  abstract     = {The aim was to assess change in activities of daily living (ADL) ability amongst asylum seekers and if there were any difference between tortured and non-torture following a 10 months post-arrival period, and if self-reported health and exposure to torture were factors related to change in ADL-ability. The study was a combined baseline, follow-up correlational study amongst individuals from Afghanistan, Iran and Syria, living in Danish asylum centers. Forty-three persons aged 20-50, were invited and participated in the baseline study. Twenty-two were still in asylum center at the follow-up and 17 of them participated. ADL-ability was measured using Assessment of Motor and Process Skills and questionnaires about exposure to torture, self-reported mental health and pain. ADL motor and process measures, well-being and self-rated health declined from baseline to follow-up. Measures of pain and depression increased. Exposure to physical torture and change in ADL motor (r = 0.525) measures were associated, as well as change in current pain and change in ADL process (r = 0.525) measures. Due to preponderance of torture survivors analysis of group difference was not applicable. Health care workers should be aware of ADL concerns and exposure to torture in this population to best address their needs within rehabilitation settings.},
  author       = {Morville, Anne-Le and Amris, Kirstine and Eklund, Mona and Danneskiold-Samsoe, Bente and Erlandsson, Lena-Karin},
  issn         = {1557-1912},
  keyword      = {ADL impairment,Pain,Torture,Process ability,Motor ability},
  language     = {eng},
  number       = {3},
  pages        = {852--859},

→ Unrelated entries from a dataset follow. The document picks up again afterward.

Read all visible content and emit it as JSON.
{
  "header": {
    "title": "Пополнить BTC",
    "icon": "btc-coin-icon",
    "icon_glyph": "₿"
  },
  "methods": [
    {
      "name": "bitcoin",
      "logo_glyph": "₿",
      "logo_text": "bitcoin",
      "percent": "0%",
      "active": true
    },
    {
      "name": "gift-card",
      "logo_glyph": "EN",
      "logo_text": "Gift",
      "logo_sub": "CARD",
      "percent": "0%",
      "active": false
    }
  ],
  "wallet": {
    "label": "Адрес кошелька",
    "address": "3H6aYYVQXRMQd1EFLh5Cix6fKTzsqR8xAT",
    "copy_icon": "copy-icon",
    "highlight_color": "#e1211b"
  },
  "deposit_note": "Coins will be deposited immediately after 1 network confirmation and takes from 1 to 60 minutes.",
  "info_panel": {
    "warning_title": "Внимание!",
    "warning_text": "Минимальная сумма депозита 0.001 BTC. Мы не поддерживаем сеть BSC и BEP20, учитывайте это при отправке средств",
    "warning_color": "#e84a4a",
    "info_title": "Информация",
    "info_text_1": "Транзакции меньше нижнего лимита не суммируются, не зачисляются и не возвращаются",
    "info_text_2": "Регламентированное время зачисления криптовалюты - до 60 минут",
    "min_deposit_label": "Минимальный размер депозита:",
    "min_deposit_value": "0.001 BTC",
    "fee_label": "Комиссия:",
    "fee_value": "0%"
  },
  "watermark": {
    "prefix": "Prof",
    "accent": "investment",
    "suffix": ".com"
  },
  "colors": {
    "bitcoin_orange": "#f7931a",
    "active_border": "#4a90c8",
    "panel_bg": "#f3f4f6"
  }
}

  publisher    = {Springer},
  series       = {Journal of Immigrant and Minority Health},
  title        = {A Longitudinal Study of Changes in Asylum Seekers Ability Regarding Activities of Daily Living During Their Stay in the Asylum Center},
  url          = {http://dx.doi.org/10.1007/s10903-014-0004-0},
  volume       = {17},
  year         = {2015},
}